+++ Given entries +++
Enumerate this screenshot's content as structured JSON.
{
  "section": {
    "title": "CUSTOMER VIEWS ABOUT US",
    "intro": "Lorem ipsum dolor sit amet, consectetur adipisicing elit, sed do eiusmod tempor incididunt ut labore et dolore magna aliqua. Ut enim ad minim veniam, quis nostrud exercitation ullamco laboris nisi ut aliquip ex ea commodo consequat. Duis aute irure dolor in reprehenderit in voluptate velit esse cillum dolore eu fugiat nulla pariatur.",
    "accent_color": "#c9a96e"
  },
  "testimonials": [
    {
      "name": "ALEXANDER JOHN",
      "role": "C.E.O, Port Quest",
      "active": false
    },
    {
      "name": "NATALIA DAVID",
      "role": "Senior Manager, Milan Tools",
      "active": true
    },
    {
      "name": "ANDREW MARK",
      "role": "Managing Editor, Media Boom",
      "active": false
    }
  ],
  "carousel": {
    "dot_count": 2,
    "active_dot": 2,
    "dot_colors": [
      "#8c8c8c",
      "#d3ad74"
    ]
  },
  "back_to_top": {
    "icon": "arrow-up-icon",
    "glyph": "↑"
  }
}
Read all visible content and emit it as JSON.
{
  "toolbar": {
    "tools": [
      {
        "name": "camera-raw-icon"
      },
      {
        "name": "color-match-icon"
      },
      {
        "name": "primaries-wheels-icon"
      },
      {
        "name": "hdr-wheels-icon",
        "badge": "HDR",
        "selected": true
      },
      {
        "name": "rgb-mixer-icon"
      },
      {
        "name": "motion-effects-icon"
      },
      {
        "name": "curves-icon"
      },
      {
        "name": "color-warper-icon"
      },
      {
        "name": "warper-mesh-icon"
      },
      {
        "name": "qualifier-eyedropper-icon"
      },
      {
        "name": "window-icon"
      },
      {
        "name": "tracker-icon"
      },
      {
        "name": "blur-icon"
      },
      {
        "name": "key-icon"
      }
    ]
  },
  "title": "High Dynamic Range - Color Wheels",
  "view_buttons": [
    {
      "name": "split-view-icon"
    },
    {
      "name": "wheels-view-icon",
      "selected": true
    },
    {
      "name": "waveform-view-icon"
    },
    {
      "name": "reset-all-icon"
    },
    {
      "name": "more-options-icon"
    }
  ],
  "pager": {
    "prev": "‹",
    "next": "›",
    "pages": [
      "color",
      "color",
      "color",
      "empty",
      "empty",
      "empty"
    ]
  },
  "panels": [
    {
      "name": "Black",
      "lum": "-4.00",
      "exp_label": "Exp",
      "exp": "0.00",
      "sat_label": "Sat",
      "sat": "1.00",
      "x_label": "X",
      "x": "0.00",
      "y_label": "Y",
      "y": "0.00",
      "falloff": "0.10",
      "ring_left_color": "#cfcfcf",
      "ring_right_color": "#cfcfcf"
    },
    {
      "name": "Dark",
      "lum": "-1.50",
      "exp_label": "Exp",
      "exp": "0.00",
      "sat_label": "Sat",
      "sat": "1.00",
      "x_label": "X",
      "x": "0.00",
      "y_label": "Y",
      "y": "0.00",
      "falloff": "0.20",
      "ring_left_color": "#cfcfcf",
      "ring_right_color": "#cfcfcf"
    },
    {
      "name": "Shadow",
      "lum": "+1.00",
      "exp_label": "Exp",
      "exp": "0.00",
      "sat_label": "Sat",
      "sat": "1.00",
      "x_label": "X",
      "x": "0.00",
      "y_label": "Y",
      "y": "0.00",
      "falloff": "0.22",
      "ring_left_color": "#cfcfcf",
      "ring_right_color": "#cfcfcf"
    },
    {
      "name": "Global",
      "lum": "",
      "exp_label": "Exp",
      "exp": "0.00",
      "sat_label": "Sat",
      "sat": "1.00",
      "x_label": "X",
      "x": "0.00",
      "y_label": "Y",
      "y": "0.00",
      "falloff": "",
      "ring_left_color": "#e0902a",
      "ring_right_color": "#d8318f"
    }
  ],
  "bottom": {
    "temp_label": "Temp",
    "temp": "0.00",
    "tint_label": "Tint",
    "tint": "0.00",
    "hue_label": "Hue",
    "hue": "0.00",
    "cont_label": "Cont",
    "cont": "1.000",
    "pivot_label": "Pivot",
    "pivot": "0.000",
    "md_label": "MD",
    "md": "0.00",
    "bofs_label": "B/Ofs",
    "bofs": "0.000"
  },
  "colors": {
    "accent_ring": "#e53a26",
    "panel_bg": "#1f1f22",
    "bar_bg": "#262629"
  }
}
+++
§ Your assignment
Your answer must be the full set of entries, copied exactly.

§ Response for this exercise
Enumerate this screenshot's content as structured JSON.
{
  "section": {
    "title": "CUSTOMER VIEWS ABOUT US",
    "intro": "Lorem ipsum dolor sit amet, consectetur adipisicing elit, sed do eiusmod tempor incididunt ut labore et dolore magna aliqua. Ut enim ad minim veniam, quis nostrud exercitation ullamco laboris nisi ut aliquip ex ea commodo consequat. Duis aute irure dolor in reprehenderit in voluptate velit esse cillum dolore eu fugiat nulla pariatur.",
    "accent_color": "#c9a96e"
  },
  "testimonials": [
    {
      "name": "ALEXANDER JOHN",
      "role": "C.E.O, Port Quest",
      "active": false
    },
    {
      "name": "NATALIA DAVID",
      "role": "Senior Manager, Milan Tools",
      "active": true
    },
    {
      "name": "ANDREW MARK",
      "role": "Managing Editor, Media Boom",
      "active": false
    }
  ],
  "carousel": {
    "dot_count": 2,
    "active_dot": 2,
    "dot_colors": [
      "#8c8c8c",
      "#d3ad74"
    ]
  },
  "back_to_top": {
    "icon": "arrow-up-icon",
    "glyph": "↑"
  }
}
Read all visible content and emit it as JSON.
{
  "toolbar": {
    "tools": [
      {
        "name": "camera-raw-icon"
      },
      {
        "name": "color-match-icon"
      },
      {
        "name": "primaries-wheels-icon"
      },
      {
        "name": "hdr-wheels-icon",
        "badge": "HDR",
        "selected": true
      },
      {
        "name": "rgb-mixer-icon"
      },
      {
        "name": "motion-effects-icon"
      },
      {
        "name": "curves-icon"
      },
      {
        "name": "color-warper-icon"
      },
      {
        "name": "warper-mesh-icon"
      },
      {
        "name": "qualifier-eyedropper-icon"
      },
      {
        "name": "window-icon"
      },
      {
        "name": "tracker-icon"
      },
      {
        "name": "blur-icon"
      },
      {
        "name": "key-icon"
      }
    ]
  },
  "title": "High Dynamic Range - Color Wheels",
  "view_buttons": [
    {
      "name": "split-view-icon"
    },
    {
      "name": "wheels-view-icon",
      "selected": true
    },
    {
      "name": "waveform-view-icon"
    },
    {
      "name": "reset-all-icon"
    },
    {
      "name": "more-options-icon"
    }
  ],
  "pager": {
    "prev": "‹",
    "next": "›",
    "pages": [
      "color",
      "color",
      "color",
      "empty",
      "empty",
      "empty"
    ]
  },
  "panels": [
    {
      "name": "Black",
      "lum": "-4.00",
      "exp_label": "Exp",
      "exp": "0.00",
      "sat_label": "Sat",
      "sat": "1.00",
      "x_label": "X",
      "x": "0.00",
      "y_label": "Y",
      "y": "0.00",
      "falloff": "0.10",
      "ring_left_color": "#cfcfcf",
      "ring_right_color": "#cfcfcf"
    },
    {
      "name": "Dark",
      "lum": "-1.50",
      "exp_label": "Exp",
      "exp": "0.00",
      "sat_label": "Sat",
      "sat": "1.00",
      "x_label": "X",
      "x": "0.00",
      "y_label": "Y",
      "y": "0.00",
      "falloff": "0.20",
      "ring_left_color": "#cfcfcf",
      "ring_right_color": "#cfcfcf"
    },
    {
      "name": "Shadow",
      "lum": "+1.00",
      "exp_label": "Exp",
      "exp": "0.00",
      "sat_label": "Sat",
      "sat": "1.00",
      "x_label": "X",
      "x": "0.00",
      "y_label": "Y",
      "y": "0.00",
      "falloff": "0.22",
      "ring_left_color": "#cfcfcf",
      "ring_right_color": "#cfcfcf"
    },
    {
      "name": "Global",
      "lum": "",
      "exp_label": "Exp",
      "exp": "0.00",
      "sat_label": "Sat",
      "sat": "1.00",
      "x_label": "X",
      "x": "0.00",
      "y_label": "Y",
      "y": "0.00",
      "falloff": "",
      "ring_left_color": "#e0902a",
      "ring_right_color": "#d8318f"
    }
  ],
  "bottom": {
    "temp_label": "Temp",
    "temp": "0.00",
    "tint_label": "Tint",
    "tint": "0.00",
    "hue_label": "Hue",
    "hue": "0.00",
    "cont_label": "Cont",
    "cont": "1.000",
    "pivot_label": "Pivot",
    "pivot": "0.000",
    "md_label": "MD",
    "md": "0.00",
    "bofs_label": "B/Ofs",
    "bofs": "0.000"
  },
  "colors": {
    "accent_ring": "#e53a26",
    "panel_bg": "#1f1f22",
    "bar_bg": "#262629"
  }
}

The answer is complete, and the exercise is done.